▶ [What to work on]: In your copy, include every entry exactly as written but no pictures.

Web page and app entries
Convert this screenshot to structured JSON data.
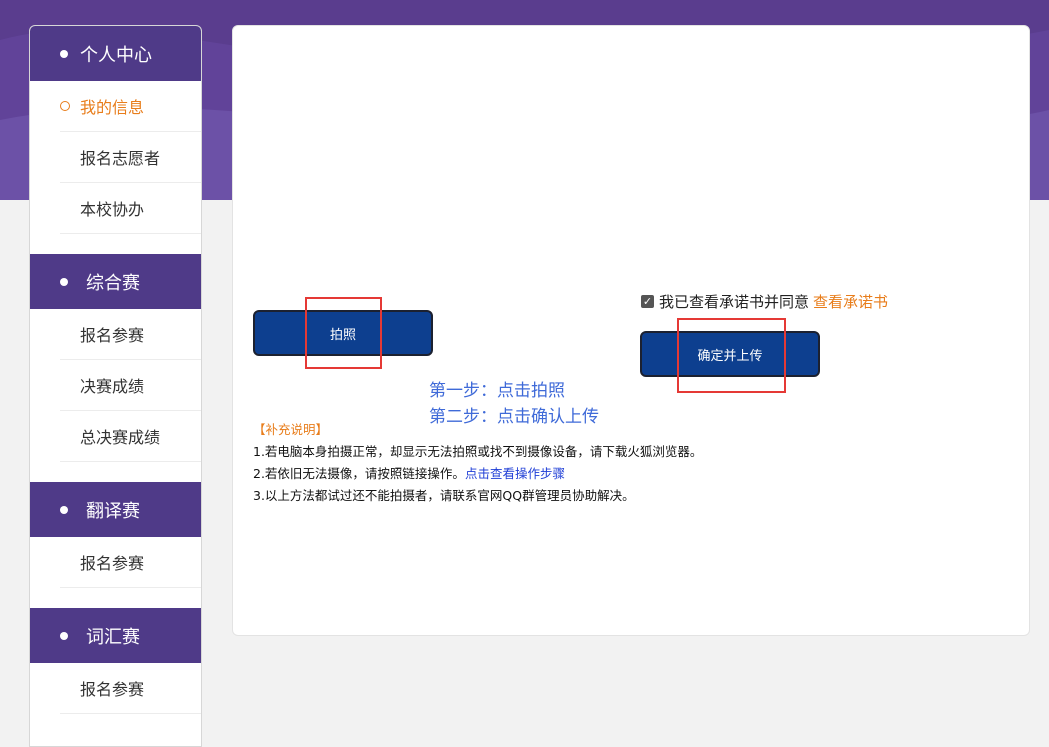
{
  "sidebar": {
    "sections": [
      {
        "title": "个人中心",
        "items": [
          "我的信息",
          "报名志愿者",
          "本校协办"
        ]
      },
      {
        "title": "综合赛",
        "items": [
          "报名参赛",
          "决赛成绩",
          "总决赛成绩"
        ]
      },
      {
        "title": "翻译赛",
        "items": [
          "报名参赛"
        ]
      },
      {
        "title": "词汇赛",
        "items": [
          "报名参赛"
        ]
      }
    ]
  },
  "main": {
    "photo_button": "拍照",
    "agree_text": "我已查看承诺书并同意",
    "agree_link": "查看承诺书",
    "agree_checked": true,
    "confirm_button": "确定并上传",
    "step1": "第一步：点击拍照",
    "step2": "第二步：点击确认上传",
    "notes_tag": "【补充说明】",
    "note1": "1.若电脑本身拍摄正常，却显示无法拍照或找不到摄像设备，请下载火狐浏览器。",
    "note2_prefix": "2.若依旧无法摄像，请按照链接操作。",
    "note2_link": "点击查看操作步骤",
    "note3": "3.以上方法都试过还不能拍摄者，请联系官网QQ群管理员协助解决。"
  },
  "colors": {
    "header_purple": "#5a3d8e",
    "sidebar_head": "#4f3a88",
    "accent_orange": "#e87d1b",
    "button_blue": "#0d3f8f",
    "step_blue": "#3f6ad8",
    "highlight_red": "#e53935"
  }
}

▶ [Completed exercise]:
Convert this screenshot to structured JSON data.
{
  "sidebar": {
    "sections": [
      {
        "title": "个人中心",
        "items": [
          "我的信息",
          "报名志愿者",
          "本校协办"
        ]
      },
      {
        "title": "综合赛",
        "items": [
          "报名参赛",
          "决赛成绩",
          "总决赛成绩"
        ]
      },
      {
        "title": "翻译赛",
        "items": [
          "报名参赛"
        ]
      },
      {
        "title": "词汇赛",
        "items": [
          "报名参赛"
        ]
      }
    ]
  },
  "main": {
    "photo_button": "拍照",
    "agree_text": "我已查看承诺书并同意",
    "agree_link": "查看承诺书",
    "agree_checked": true,
    "confirm_button": "确定并上传",
    "step1": "第一步：点击拍照",
    "step2": "第二步：点击确认上传",
    "notes_tag": "【补充说明】",
    "note1": "1.若电脑本身拍摄正常，却显示无法拍照或找不到摄像设备，请下载火狐浏览器。",
    "note2_prefix": "2.若依旧无法摄像，请按照链接操作。",
    "note2_link": "点击查看操作步骤",
    "note3": "3.以上方法都试过还不能拍摄者，请联系官网QQ群管理员协助解决。"
  },
  "colors": {
    "header_purple": "#5a3d8e",
    "sidebar_head": "#4f3a88",
    "accent_orange": "#e87d1b",
    "button_blue": "#0d3f8f",
    "step_blue": "#3f6ad8",
    "highlight_red": "#e53935"
  }
}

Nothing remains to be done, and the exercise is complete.